** EXERCISE **
Can you reproduce the data beneath, keeping every line exact?

** THE INPUT **
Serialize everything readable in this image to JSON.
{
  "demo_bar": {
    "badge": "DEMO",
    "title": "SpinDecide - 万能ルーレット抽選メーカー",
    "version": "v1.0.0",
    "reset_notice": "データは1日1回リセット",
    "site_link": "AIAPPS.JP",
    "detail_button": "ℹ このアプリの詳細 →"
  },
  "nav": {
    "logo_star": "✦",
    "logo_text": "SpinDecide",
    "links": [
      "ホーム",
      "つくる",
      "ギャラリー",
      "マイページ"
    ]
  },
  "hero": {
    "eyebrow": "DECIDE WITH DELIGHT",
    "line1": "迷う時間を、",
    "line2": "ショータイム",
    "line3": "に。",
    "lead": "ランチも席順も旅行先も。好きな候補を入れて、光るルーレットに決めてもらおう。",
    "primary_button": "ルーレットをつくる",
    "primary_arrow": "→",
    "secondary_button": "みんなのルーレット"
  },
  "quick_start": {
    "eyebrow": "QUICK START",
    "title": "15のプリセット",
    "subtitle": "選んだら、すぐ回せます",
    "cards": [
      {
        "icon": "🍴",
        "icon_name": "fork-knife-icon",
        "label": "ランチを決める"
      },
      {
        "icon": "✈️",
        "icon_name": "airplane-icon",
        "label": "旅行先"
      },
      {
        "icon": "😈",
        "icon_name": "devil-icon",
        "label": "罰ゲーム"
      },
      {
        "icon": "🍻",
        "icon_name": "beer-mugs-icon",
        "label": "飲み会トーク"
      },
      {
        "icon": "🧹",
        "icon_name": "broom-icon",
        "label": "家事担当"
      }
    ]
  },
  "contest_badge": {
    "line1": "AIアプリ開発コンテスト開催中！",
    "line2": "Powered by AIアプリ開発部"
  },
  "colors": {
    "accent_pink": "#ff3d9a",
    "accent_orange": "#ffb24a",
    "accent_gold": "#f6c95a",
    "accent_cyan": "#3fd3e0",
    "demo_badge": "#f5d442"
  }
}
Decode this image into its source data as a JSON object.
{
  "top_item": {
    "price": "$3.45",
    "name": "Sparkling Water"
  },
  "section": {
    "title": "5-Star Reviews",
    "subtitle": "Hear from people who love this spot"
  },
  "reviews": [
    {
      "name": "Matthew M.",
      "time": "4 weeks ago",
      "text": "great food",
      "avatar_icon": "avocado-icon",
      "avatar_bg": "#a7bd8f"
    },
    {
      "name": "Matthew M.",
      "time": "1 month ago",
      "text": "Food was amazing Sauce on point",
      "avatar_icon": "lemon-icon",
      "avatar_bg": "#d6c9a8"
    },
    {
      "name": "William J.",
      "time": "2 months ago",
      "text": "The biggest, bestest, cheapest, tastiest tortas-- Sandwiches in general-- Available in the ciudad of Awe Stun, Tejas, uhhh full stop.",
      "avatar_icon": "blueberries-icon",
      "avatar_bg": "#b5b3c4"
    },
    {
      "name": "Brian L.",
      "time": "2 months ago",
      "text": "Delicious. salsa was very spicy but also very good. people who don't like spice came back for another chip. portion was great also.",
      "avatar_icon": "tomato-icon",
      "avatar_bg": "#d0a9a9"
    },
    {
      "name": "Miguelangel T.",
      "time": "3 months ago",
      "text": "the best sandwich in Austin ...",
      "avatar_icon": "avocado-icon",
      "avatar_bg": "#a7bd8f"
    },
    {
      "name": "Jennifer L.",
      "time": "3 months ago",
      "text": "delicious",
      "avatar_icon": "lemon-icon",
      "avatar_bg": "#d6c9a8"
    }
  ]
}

** ANSWER BOX **
Serialize everything readable in this image to JSON.
{
  "demo_bar": {
    "badge": "DEMO",
    "title": "SpinDecide - 万能ルーレット抽選メーカー",
    "version": "v1.0.0",
    "reset_notice": "データは1日1回リセット",
    "site_link": "AIAPPS.JP",
    "detail_button": "ℹ このアプリの詳細 →"
  },
  "nav": {
    "logo_star": "✦",
    "logo_text": "SpinDecide",
    "links": [
      "ホーム",
      "つくる",
      "ギャラリー",
      "マイページ"
    ]
  },
  "hero": {
    "eyebrow": "DECIDE WITH DELIGHT",
    "line1": "迷う時間を、",
    "line2": "ショータイム",
    "line3": "に。",
    "lead": "ランチも席順も旅行先も。好きな候補を入れて、光るルーレットに決めてもらおう。",
    "primary_button": "ルーレットをつくる",
    "primary_arrow": "→",
    "secondary_button": "みんなのルーレット"
  },
  "quick_start": {
    "eyebrow": "QUICK START",
    "title": "15のプリセット",
    "subtitle": "選んだら、すぐ回せます",
    "cards": [
      {
        "icon": "🍴",
        "icon_name": "fork-knife-icon",
        "label": "ランチを決める"
      },
      {
        "icon": "✈️",
        "icon_name": "airplane-icon",
        "label": "旅行先"
      },
      {
        "icon": "😈",
        "icon_name": "devil-icon",
        "label": "罰ゲーム"
      },
      {
        "icon": "🍻",
        "icon_name": "beer-mugs-icon",
        "label": "飲み会トーク"
      },
      {
        "icon": "🧹",
        "icon_name": "broom-icon",
        "label": "家事担当"
      }
    ]
  },
  "contest_badge": {
    "line1": "AIアプリ開発コンテスト開催中！",
    "line2": "Powered by AIアプリ開発部"
  },
  "colors": {
    "accent_pink": "#ff3d9a",
    "accent_orange": "#ffb24a",
    "accent_gold": "#f6c95a",
    "accent_cyan": "#3fd3e0",
    "demo_badge": "#f5d442"
  }
}
Decode this image into its source data as a JSON object.
{
  "top_item": {
    "price": "$3.45",
    "name": "Sparkling Water"
  },
  "section": {
    "title": "5-Star Reviews",
    "subtitle": "Hear from people who love this spot"
  },
  "reviews": [
    {
      "name": "Matthew M.",
      "time": "4 weeks ago",
      "text": "great food",
      "avatar_icon": "avocado-icon",
      "avatar_bg": "#a7bd8f"
    },
    {
      "name": "Matthew M.",
      "time": "1 month ago",
      "text": "Food was amazing Sauce on point",
      "avatar_icon": "lemon-icon",
      "avatar_bg": "#d6c9a8"
    },
    {
      "name": "William J.",
      "time": "2 months ago",
      "text": "The biggest, bestest, cheapest, tastiest tortas-- Sandwiches in general-- Available in the ciudad of Awe Stun, Tejas, uhhh full stop.",
      "avatar_icon": "blueberries-icon",
      "avatar_bg": "#b5b3c4"
    },
    {
      "name": "Brian L.",
      "time": "2 months ago",
      "text": "Delicious. salsa was very spicy but also very good. people who don't like spice came back for another chip. portion was great also.",
      "avatar_icon": "tomato-icon",
      "avatar_bg": "#d0a9a9"
    },
    {
      "name": "Miguelangel T.",
      "time": "3 months ago",
      "text": "the best sandwich in Austin ...",
      "avatar_icon": "avocado-icon",
      "avatar_bg": "#a7bd8f"
    },
    {
      "name": "Jennifer L.",
      "time": "3 months ago",
      "text": "delicious",
      "avatar_icon": "lemon-icon",
      "avatar_bg": "#d6c9a8"
    }
  ]
}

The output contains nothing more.